EXCERPT: This isn't the first claim that toxins have harmed soldiers in Iraq and Afghanistan; there have been allegations involving lead, depleted Uranium and sarin gas. It's the same chemical linked to poisonings in California in a case made famous in the movie "Erin Brockovich." Hexavalent chromium -- a toxic component of sodium dichromate -- can cause severe liver and kidney damage and studies have linked it to leukemia as well as bone, stomach, brain and other cancers, according to an expert who provided a deposition for the civilian workers.
The chemical "is one of the most potent carcinogens know to man" and it can "enter every cell of the body and potentially produce widespread injury to every major organ in the body," said Max Costa, chairman of New York University's Department of Environmental Medicine.
KBR, however, says studies show only that industrial workers exposed to the chemical for more than two years have an increased risk of cancer -- and in this case, soldiers were at the plant just days or months.
The company also notes air quality studies concluded the Indiana Guard soldiers were not exposed to high levels of hexavalent chromium. But Costa says those tests were done when the wind was not blowing.
Both soldiers and former workers say there were days when strong gusts kicked up ripped-open bags of the chemical, creating a yellow-orange haze that coated everything from their hair to their boots.
"I was spitting blood and I was not the only one doing that," recalls Danny Langford, who worked for the KBR subsidiary. "The wind was blowing 30, 40 miles an hour. You could just hardly see where you were going. I pulled my shirt over my nose and there would be blood on it. I also saw the soldiers. They had blood splotches on their masks."

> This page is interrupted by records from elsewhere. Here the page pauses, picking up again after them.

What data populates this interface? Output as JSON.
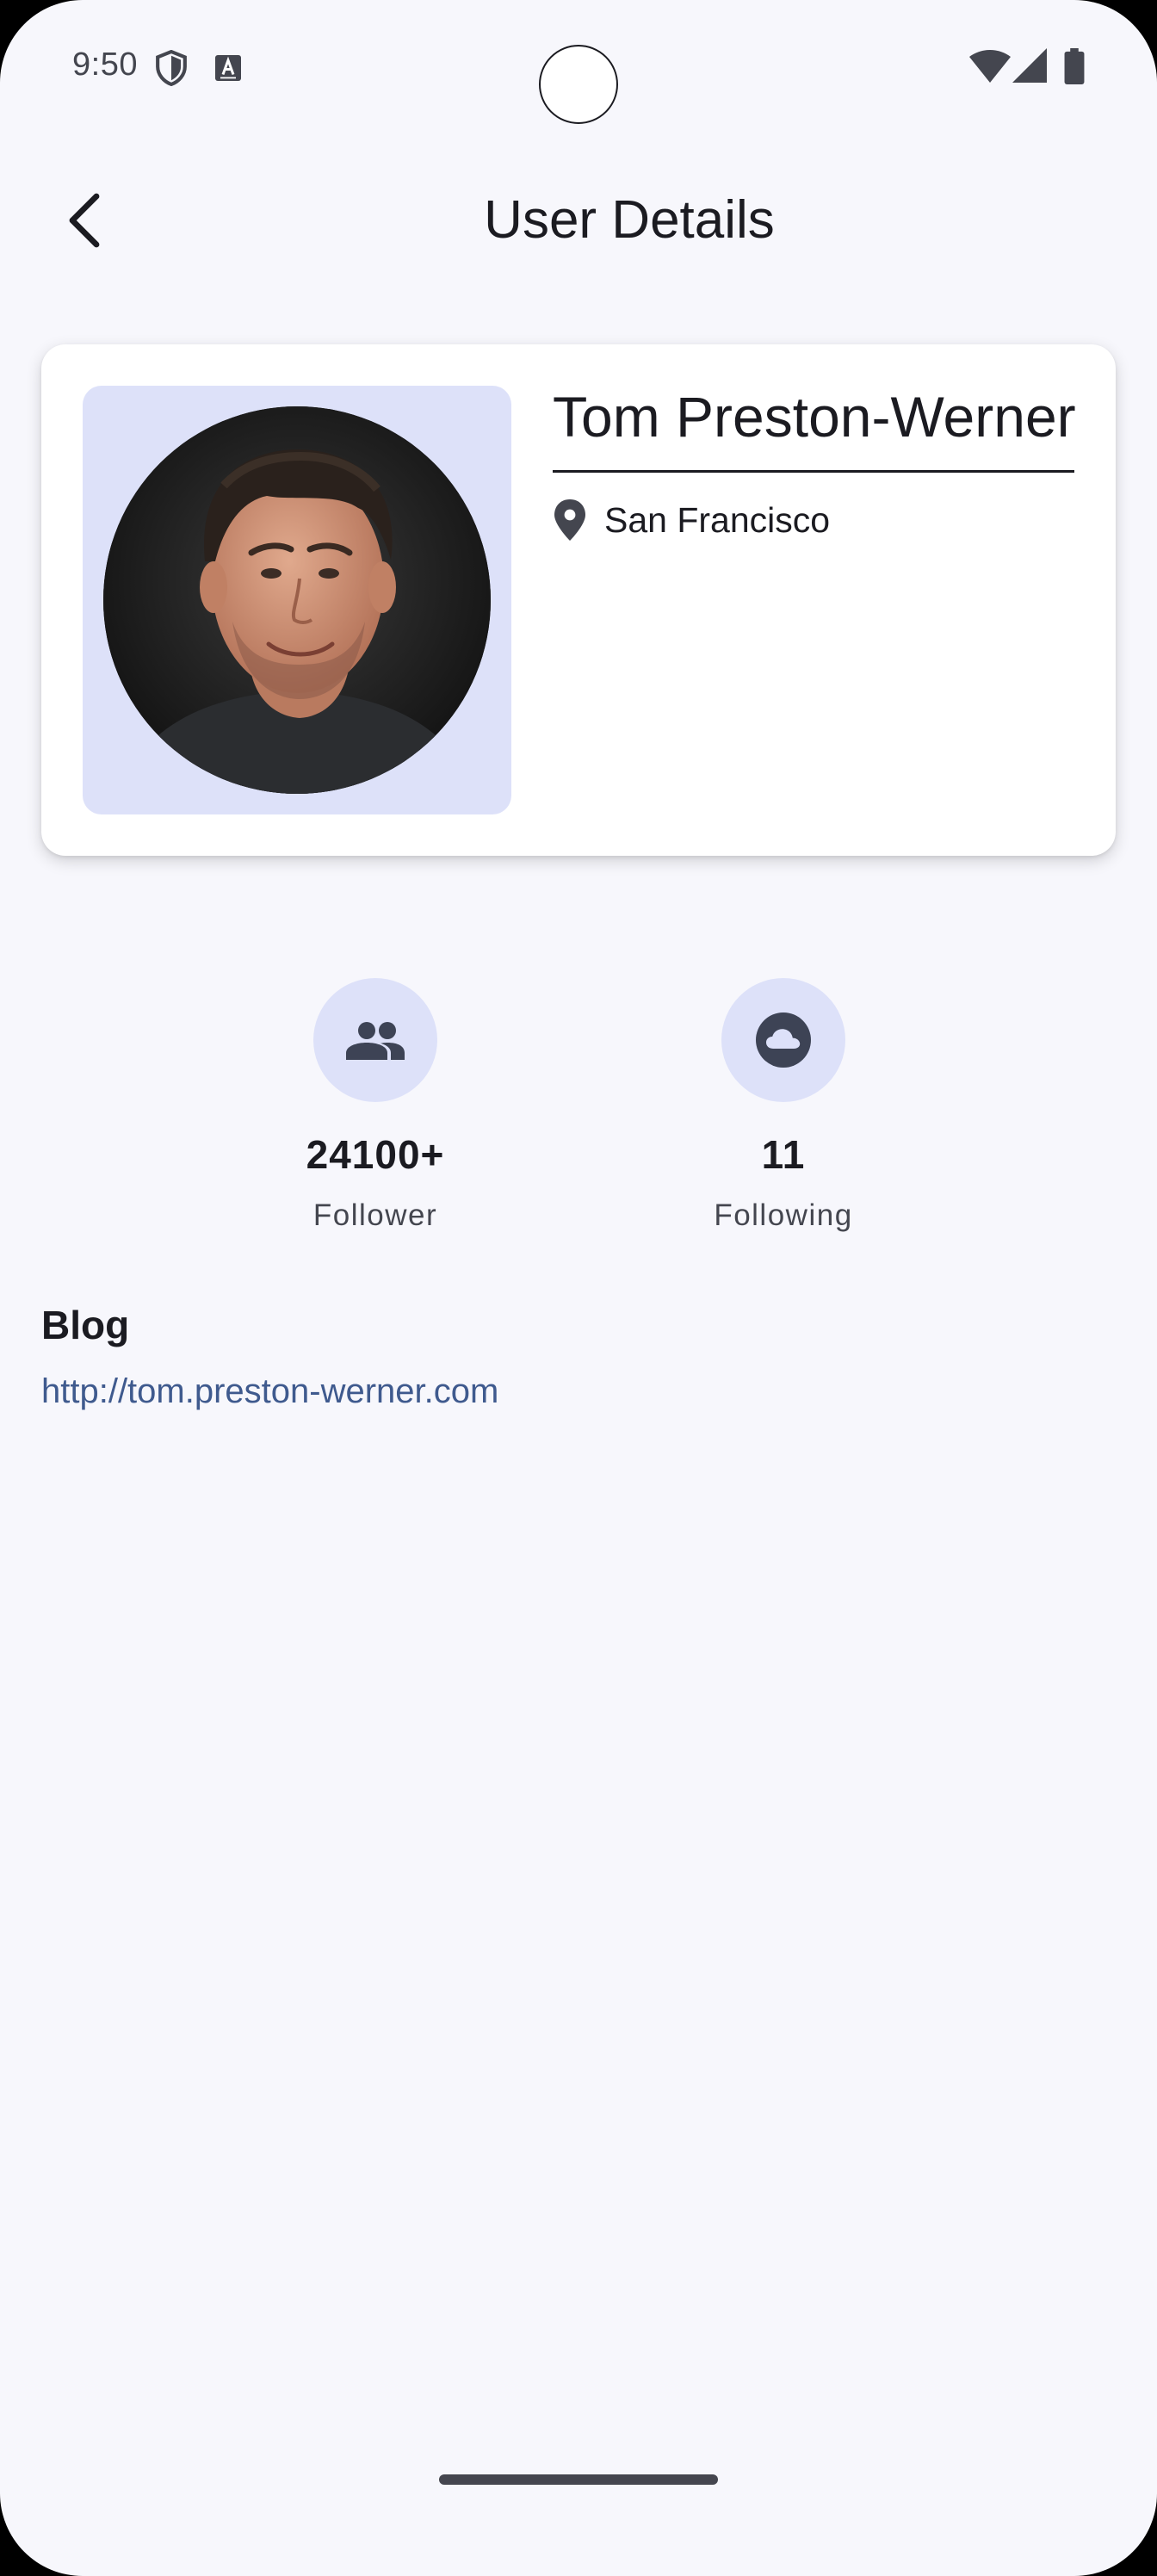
{
  "status_bar": {
    "time": "9:50",
    "icons": [
      "shield-icon",
      "keyboard-a-icon",
      "wifi-icon",
      "signal-icon",
      "battery-icon"
    ]
  },
  "app_bar": {
    "title": "User Details",
    "back_icon": "arrow-back-icon"
  },
  "profile": {
    "name": "Tom Preston-Werner",
    "location": "San Francisco",
    "location_icon": "location-pin-icon",
    "avatar_alt": "profile photo"
  },
  "stats": {
    "followers": {
      "value": "24100+",
      "label": "Follower",
      "icon": "people-icon"
    },
    "following": {
      "value": "11",
      "label": "Following",
      "icon": "cloud-icon"
    }
  },
  "blog": {
    "heading": "Blog",
    "url": "http://tom.preston-werner.com"
  },
  "colors": {
    "background": "#f7f7fc",
    "card": "#ffffff",
    "accent_container": "#dde1f9",
    "icon": "#3d4355",
    "link": "#3f5a8e",
    "text": "#1b1b21"
  }
}
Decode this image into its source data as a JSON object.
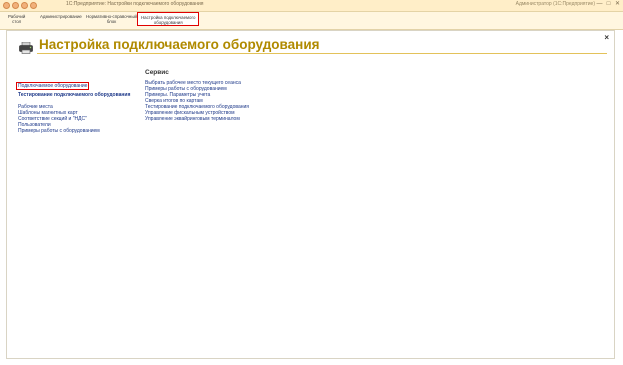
{
  "window": {
    "title": "1С:Предприятие: Настройки подключаемого оборудования",
    "right_text": "Администратор (1С:Предприятие)",
    "controls": [
      "—",
      "□",
      "✕"
    ]
  },
  "nav": {
    "items": [
      {
        "label_line1": "Рабочий",
        "label_line2": "стол"
      },
      {
        "label_line1": "Администрирование",
        "label_line2": ""
      },
      {
        "label_line1": "Нормативно-справочный",
        "label_line2": "блок"
      },
      {
        "label_line1": "Настройка подключаемого",
        "label_line2": "оборудования"
      }
    ]
  },
  "page": {
    "close_label": "×",
    "title": "Настройка подключаемого оборудования"
  },
  "left_links": {
    "group1": [
      "Подключаемое оборудование",
      "Тестирование подключаемого оборудования"
    ],
    "group2": [
      "Рабочие места",
      "Шаблоны магнитных карт",
      "Соответствие секций и \"НДС\"",
      "Пользователи",
      "Примеры работы с оборудованием"
    ]
  },
  "service": {
    "title": "Сервис",
    "links": [
      "Выбрать рабочее место текущего сеанса",
      "Примеры работы с оборудованием",
      "Примеры. Параметры учета",
      "Сверка итогов по картам",
      "Тестирование подключаемого оборудования",
      "Управление фискальным устройством",
      "Управление эквайринговым терминалом"
    ]
  },
  "colors": {
    "title_gold": "#b08a00",
    "link_blue": "#1f3a8a",
    "highlight_red": "#e00000",
    "titlebar_bg": "#ffeec8"
  }
}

CNN, Adam Levine
June 25, 2009
"House Votes to Limit Use of Burn Pits on Bases"